Another one bites the dust
Each year there’s a tour that claims a few high profile victims, and it’s usually the race that most teams think they can win. With Froome aggressively pursuing a historic double, it was sad to see him join the abandoned list, but it’s good to see the race open up to an outside bet.
The shifting battle ground
Everyone was hoping to see Froome and Quintana go head to head, but instead we’ve been treated to a duel between Dumoulin and Rodriguez. Dumoulin has been consistently putting the Giant-Alpecin name on the podium, and Katusha will be pleased with Rodriguez’s heroic effort to make the most of the climbs, taking a one second lead into the rest day.
Climber versus time trialist?
Dumoulin has surprised everyone by gaining time on the climbs, despite being better known for his consistency on the flat.

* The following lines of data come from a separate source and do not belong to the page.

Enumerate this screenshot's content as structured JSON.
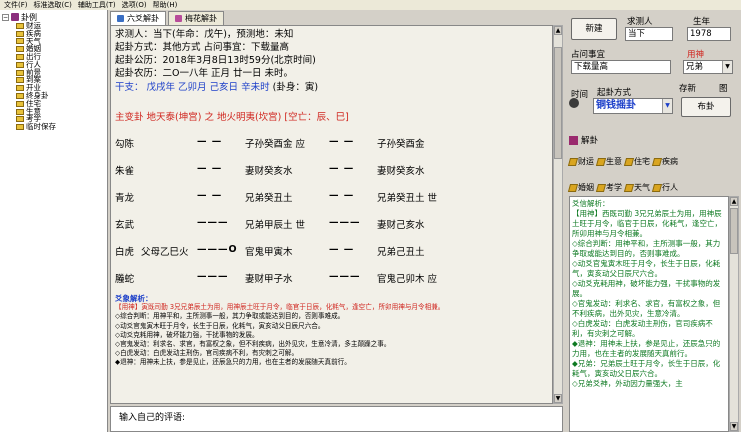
{
  "menu": [
    "文件(F)",
    "标准选取(C)",
    "辅助工具(T)",
    "选项(O)",
    "帮助(H)"
  ],
  "tree": {
    "root": "卦例",
    "items": [
      "财运",
      "疾病",
      "天气",
      "婚姻",
      "出行",
      "行人",
      "前景",
      "到案",
      "开业",
      "终身卦",
      "住宅",
      "生意",
      "考学",
      "临时保存"
    ]
  },
  "tabs": [
    "六爻解卦",
    "梅花解卦"
  ],
  "header": {
    "line1": "求测人：当下(年命：戊午)，预测地：未知",
    "line2": "起卦方式：其他方式     占问事宜：下载量高",
    "line3": "起卦公历：2018年3月8日13时59分(北京时间)",
    "line4": "起卦农历：二O一八年 正月 廿一日 未时。",
    "line5_blue": "干支：   戊戌年   乙卯月   己亥日   辛未时",
    "line5_tail": "(卦身：寅)",
    "line6_red": "主变卦     地天泰(坤宫)    之    地火明夷(坎宫)    [空亡：辰、巳]"
  },
  "gua": [
    {
      "god": "勾陈",
      "fu": "",
      "ben_yao": "— —",
      "ben": "子孙癸酉金 应",
      "bian_yao": "— —",
      "bian": "子孙癸酉金"
    },
    {
      "god": "朱雀",
      "fu": "",
      "ben_yao": "— —",
      "ben": "妻财癸亥水",
      "bian_yao": "— —",
      "bian": "妻财癸亥水"
    },
    {
      "god": "青龙",
      "fu": "",
      "ben_yao": "— —",
      "ben": "兄弟癸丑土",
      "bian_yao": "— —",
      "bian": "兄弟癸丑土 世"
    },
    {
      "god": "玄武",
      "fu": "",
      "ben_yao": "———",
      "ben": "兄弟甲辰土 世",
      "bian_yao": "———",
      "bian": "妻财己亥水"
    },
    {
      "god": "白虎",
      "fu": "父母乙巳火",
      "ben_yao": "———O",
      "ben": "官鬼甲寅木",
      "bian_yao": "— —",
      "bian": "兄弟己丑土"
    },
    {
      "god": "螣蛇",
      "fu": "",
      "ben_yao": "———",
      "ben": "妻财甲子水",
      "bian_yao": "———",
      "bian": "官鬼己卯木 应"
    }
  ],
  "analysis": {
    "title": "爻象解析：",
    "lines": [
      "【用神】寅既司勤 3兄兄弟辰土为用，用神辰土旺于月令，临官于日辰，化耗气，逢空亡，所卯用神与月令相兼。",
      "◇综合判断：用神平和，主所测事一般，其力争取或能达到目的，否则事难成。",
      "◇动爻官鬼寅木旺于月令，长生于日辰，化耗气，寅亥动父日辰尺六合。",
      "◇动爻克耗用神，破坏能力强，干扰事物的发展。",
      "◇官鬼发动：利求名、求官，有富权之象，但不利疾病，出外见灾，生意冷清，多主颠躁之事。",
      "◇白虎发动：白虎发动主刑伤，官司疾病不利，有灾刺之可解。",
      "◆退神：用神未上扶，参是见止，还辰急只的力用，也在主者的发展随天真前行。"
    ]
  },
  "comment_placeholder": "输入自己的评语:",
  "right": {
    "new_button": "新建",
    "asker_label": "求测人",
    "asker_value": "当下",
    "birth_label": "生年",
    "birth_value": "1978",
    "matter_label": "占问事宜",
    "matter_value": "下载量高",
    "yongshen_label": "用神",
    "yongshen_value": "兄弟",
    "time_label": "时间",
    "method_label": "起卦方式",
    "method_value": "铜钱摇卦",
    "save_label": "存新",
    "chart_label": "图",
    "layout_button": "布卦",
    "jiegua_label": "解卦",
    "quick1": [
      "财运",
      "生意",
      "住宅",
      "疾病"
    ],
    "quick2": [
      "婚姻",
      "考学",
      "天气",
      "行人"
    ],
    "text_title": "爻信解析：",
    "text_lines": [
      "【用神】西既司勤 3兄兄弟辰土为用，用神辰土旺于月令，临官于日辰，化耗气，逢空亡，所卯用神与月令相兼。",
      "◇综合判断：用神平和，主所测事一般，其力争取或能达到目的，否则事难成。",
      "◇动爻官鬼寅木旺于月令，长生于日辰，化耗气，寅亥动父日辰尺六合。",
      "◇动爻克耗用神，破坏能力强，干扰事物的发展。",
      "◇官鬼发动：利求名、求官，有富权之象，但不利疾病，出外见灾，生意冷清。",
      "◇白虎发动：白虎发动主刑伤，官司疾病不利，有灾刺之可解。",
      "◆退神：用神未上扶，参是见止，还辰急只的力用，也在主者的发展随天真前行。",
      "◆兄弟：兄弟辰土旺于月令，长生于日辰，化耗气，寅亥动父日辰六合。",
      "◇兄弟爻神，外动因力量强大，主"
    ]
  }
}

Even Rodriguez has conceded that Wednesday’s time trial is better suited to Dumoulin. With the mountain stages over, Rodriguez is relying on his Katusha team mates to keep him in sight of Dumoulin on the flatter stages.
There’s nothing stupid about the Vuelta
Spain is blessed (or cursed) with diverse mountain ranges that must make Le Tour organisers a little jealous. Although the Vuelta isn’t steeped in the tradition of Le Tour it isn’t, as Mark Cavendish said this week, “stupid”.
Mr Cavendish believes the 11 mountain stage finishes are too much for serious riders, and only those who crash out of the French Tour seriously consider the Spanish Tour. I think Froome would beg to differ.
A flatter Tour of Britain will provide excitement for Cavendish in the run up to the World Championships – providing he can stay on his bike this year.